Nevertheless, it cannot be ignored that the Knicks suffered early season losses to teams like the lowly Cavaliers, the Wizards, and Timberwolves. Is this current (yet visibly maturing) Knicks squad ready to move on from such flukes, or are they not yet strong enough to hold their ground consistently against teams they should not be losing to?

Even if the Knicks are granted room for error, their very favorable schedule should provide them with enough of an opportunity to finish with a more modest record of 17-15 through the rest of the second half of the season, helping them to a 43-39 final season win-loss total.

At first glance, some may consider that a reach. At the same time, taking 2 out of 3 (at least) against the Bucks and Nets should be a necessity for the Knicks at this point. Given the Pacers’ recent small surge under recently promoted intern head coach Frank Vogel, a prediction and/or expectation for the three games against the Pacers can wait for now.

By proclaiming that “the Knicks are back”, however, Stoudemire has created a buzz that the Knicks will also not let stronger teams completely manhandle them on a nightly basis like in seasons’ passed, so some more impressive wins should also be in store for the Knicks.

While this season has had its up and downs for the Knicks thus far, the remainder of the season will provide the team with a great amount of potential momentum to ride on into the playoffs with. If they can in fact do so, perhaps the team will make more noise than people think. The Knicks need to start thinking like a (playoff) contender.

The battle for the playoffs (and further proving their worth) goes on for the Knicks, but a firm vote of confidence (and perhaps a higher expectation) from Coach D’Antoni would certainly grant his team a bigger boost than he may think—they are starting to look like that may deserve it.

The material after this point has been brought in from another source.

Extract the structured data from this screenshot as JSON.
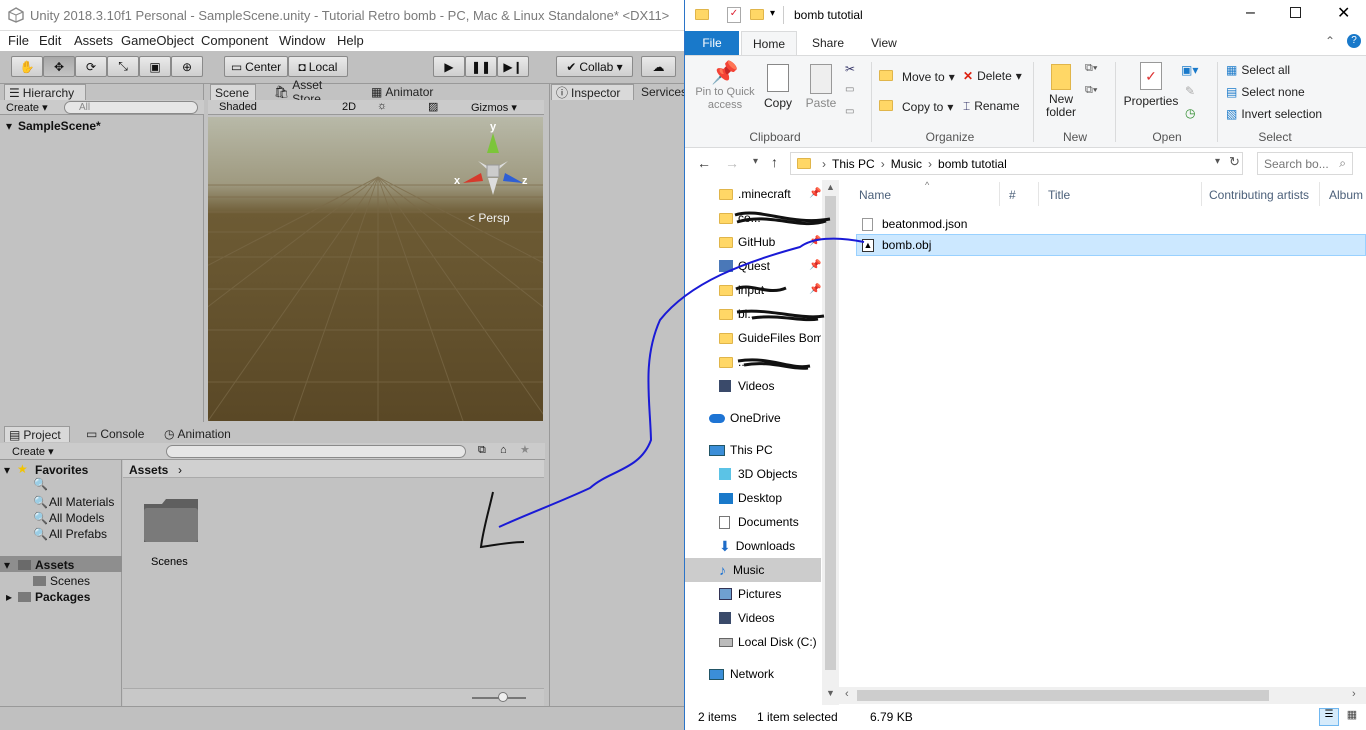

For more of Keith's Knicks coverage and much more, visit Knicks Journal.

Follow Knicks Journal on Twitter.